A pair of 20-somethings are working to do what others have tried with mixed success for many years: bring new life to downtown Niagara Falls. Nirel Patel, 26, and Matt Green, 22, are planning a pair of hospitality projects along the Buffalo Avenue corridor. They envision the projects as the first of many for their newly-formed development company and say they are investments in a city that’s finally on an upswing.
First up for Patel and Green’s Element Development Group is redevelopment of the venerable Niagara Club located at 24 Buffalo Avenue overlooking the Niagara Reservation State Park and the upper rapids of the Niagara River. Built in 1865 as a private residence for Dexter R. Jerauld, the building housed the Niagara Club, a private social club, beginning in 1901 until its closing in 1996. It was used as a banquet facility for several years before being purchased by Patel’s father in 2009.
Nirel’s father, B.F. Patel, drew up plans to open an upscale restaurant at the site but the project succumbed to a poor economy and was leased out in the temporarily. Nirel and Green are purchasing the property from B.F. Patel and are dusting off reuse plans.
Next week they are hosting a New Years’ Eve party at the site. The event will have a ‘roaring 20’s style’ theme with two premium open bars, gourmet food stations catered by Orazio’s, deserts by the Niagara Falls Culinary Institute, entertainment by the Ladies First Jazz Combo and DJ David Panonessa, and private viewing of fireworks at midnight from the heated tent on the upper terrace. Tickets are $115 per person and the event starts at 8:30 PM (tickets, info here).
Patel and Green are working to find a restaurateur or an executive chef to partner with to open a fine dining restaurant in the building. Long-term plans for the second and third floors call for creation of a 10-room boutique hotel.
“For over 90 years the Niagara Club was a shining gem of prosperity in Downtown Niagara Falls,” says Green. “Today it exists only as a fraction of the grandeur it once held. We are excited to have the opportunity to peel back the layers and polish this gem up once again.”
Nirel Patel returned to Niagara Falls early last year to assist his father with the renovation of the Moore Business Forms building at John Daly Boulevard and Buffalo Avenue into a hotel.
Patel met Green when Green applied to work at the family’s Econolodge on Rainbow Blvd. Green, with a degree from UB in Architecture and Planning, has been spearheading various grassroots efforts in Niagara Falls while working in real estate since he was 18.
Green and Patel’s shared vision and optimism led the two to form Element Development Group. They want to build upon the recent investments in the Niagara Reservation and Falls Street, the Seneca Casino, and other public and private sector projects in downtown Niagara Falls. Both believe the time is now to invest in Niagara Falls especially along the Buffalo Avenue corridor where over 500 hotel rooms are planned and under development.

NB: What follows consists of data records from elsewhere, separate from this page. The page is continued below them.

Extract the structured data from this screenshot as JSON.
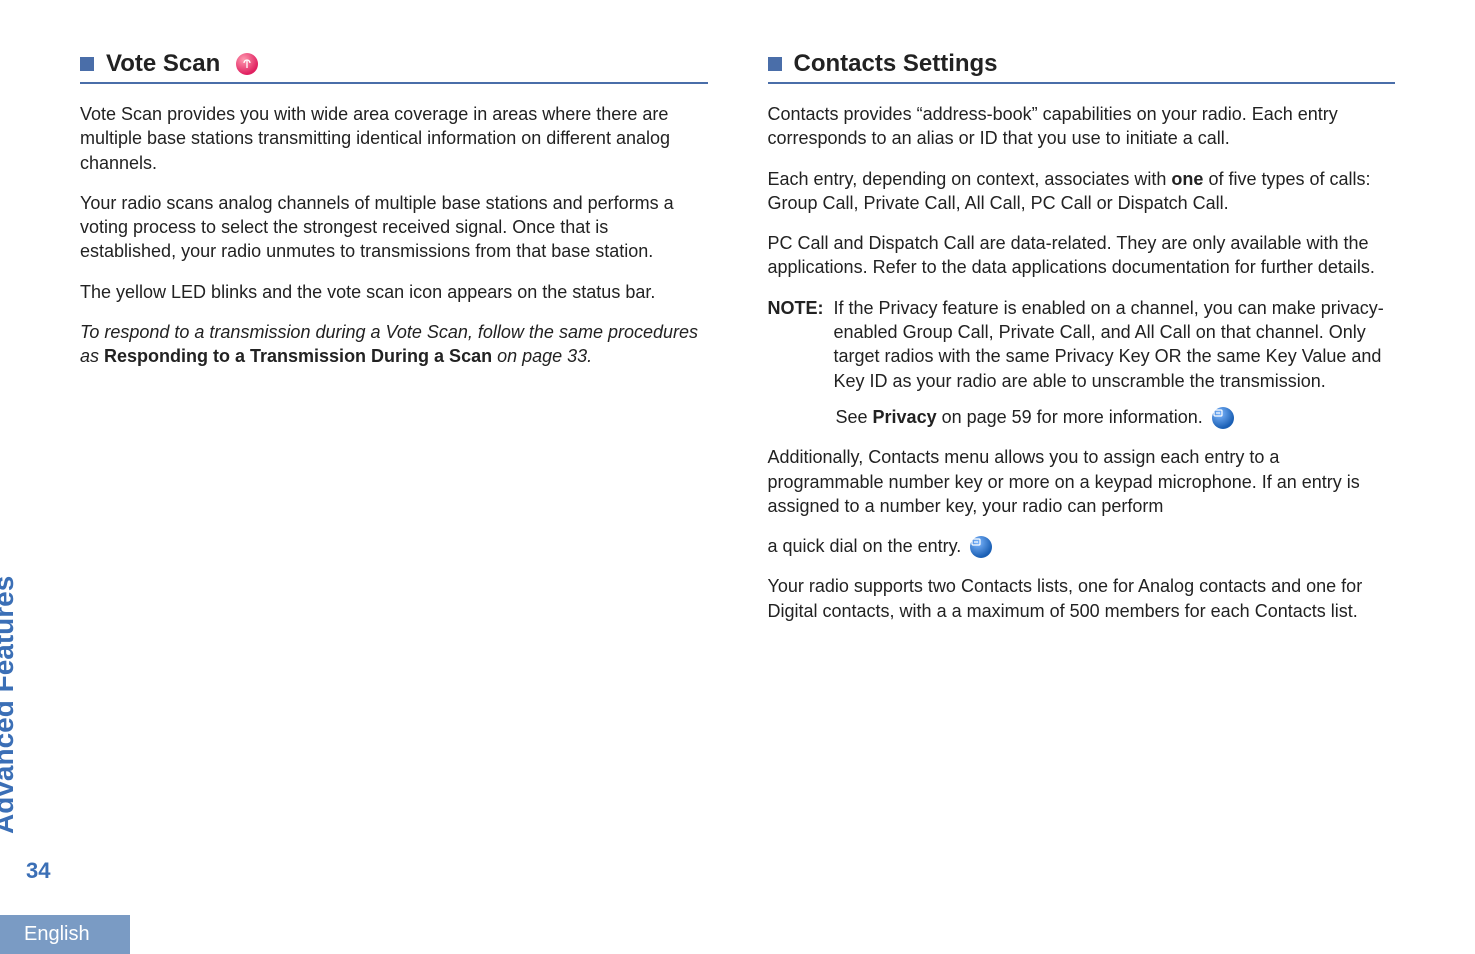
{
  "left": {
    "title": "Vote Scan",
    "pink_icon": "antenna-icon",
    "p1": "Vote Scan provides you with wide area coverage in areas where there are multiple base stations transmitting identical information on different analog channels.",
    "p2": "Your radio scans analog channels of multiple base stations and performs a voting process to select the strongest received signal. Once that is established, your radio unmutes to transmissions from that base station.",
    "p3": "The yellow LED blinks and the vote scan icon appears on the status bar.",
    "p4_italic": "To respond to a transmission during a Vote Scan, follow the same procedures as ",
    "p4_bold": "Responding to a Transmission During a Scan",
    "p4_tail_italic": " on page 33."
  },
  "right": {
    "title": "Contacts Settings",
    "p1": "Contacts provides “address-book” capabilities on your radio. Each entry corresponds to an alias or ID that you use to initiate a call.",
    "p2a": "Each entry, depending on context, associates with ",
    "p2_bold": "one",
    "p2b": " of five types of calls: Group Call, Private Call, All Call, PC Call or Dispatch Call.",
    "p3": "PC Call and Dispatch Call are data-related. They are only available with the applications. Refer to the data applications documentation for further details.",
    "note_label": "NOTE:",
    "note_body": "If the Privacy feature is enabled on a channel, you can make privacy-enabled Group Call, Private Call, and All Call on that channel. Only target radios with the same Privacy Key OR the same Key Value and Key ID as your radio are able to unscramble the transmission.",
    "note_sub_a": "See ",
    "note_sub_bold": "Privacy",
    "note_sub_b": " on page 59 for more information. ",
    "blue_icon": "digital-icon",
    "p4": "Additionally, Contacts menu allows you to assign each entry to a programmable number key or more on a keypad microphone. If an entry is assigned to a number key, your radio can perform",
    "p5": "a quick dial on the entry. ",
    "p6": "Your radio supports two Contacts lists, one for Analog contacts and one for Digital contacts, with a a maximum of 500 members for each Contacts list."
  },
  "side_label": "Advanced Features",
  "page_num": "34",
  "lang": "English"
}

“I returned to Niagara Falls after eight years in Los Angeles,” says Patel. “Being part of its rebirth feels only natural to me as the exposure to a metropolitan city has given me the unique perspective on potential redevelopment in Niagara Falls. The Niagara Club is a perfect platform launch Element Development’s creative energies.”
Adds Patel, “We aim to reestablish the Niagara Club into a world class destination honoring the legacy and majesty of the falls while offering a unique icon deserving of the name.”
Element Development Group is also consulting on the adaptive reuse of the vacant Moore Business Forms building at 900 Buffalo Avenue into an 82-room Courtyard by Marriott. The $12 million project includes an addition of a third floor and a fourth floor, 5,000 sq. ft. penthouse. Work on that project will begin early next year.
“Element Development is proof of a new way of thinking in Niagara Falls,” says Niagara Falls Community Development Director Seth Piccirillo. “Patel and Green see a vacant building as an opportunity to create something special for their hometown and millions of visitors. That’s true, local entrepreneurial spirit.”
“Their young age is a secondary story,” says Piccirillo. “They have a creative vision and the will to grind it out, see it through, and ignore negativity. There are people twice their age that have not figured out how to do that yet.”
“Niagara Falls is more than potential; it’s my hometown,” says Green. “I am willing to do whatever it takes to see through its revival. The Niagara Club is just the beginning of many more great things to come.”
Get Connected: Element Development Group, 716.299.8877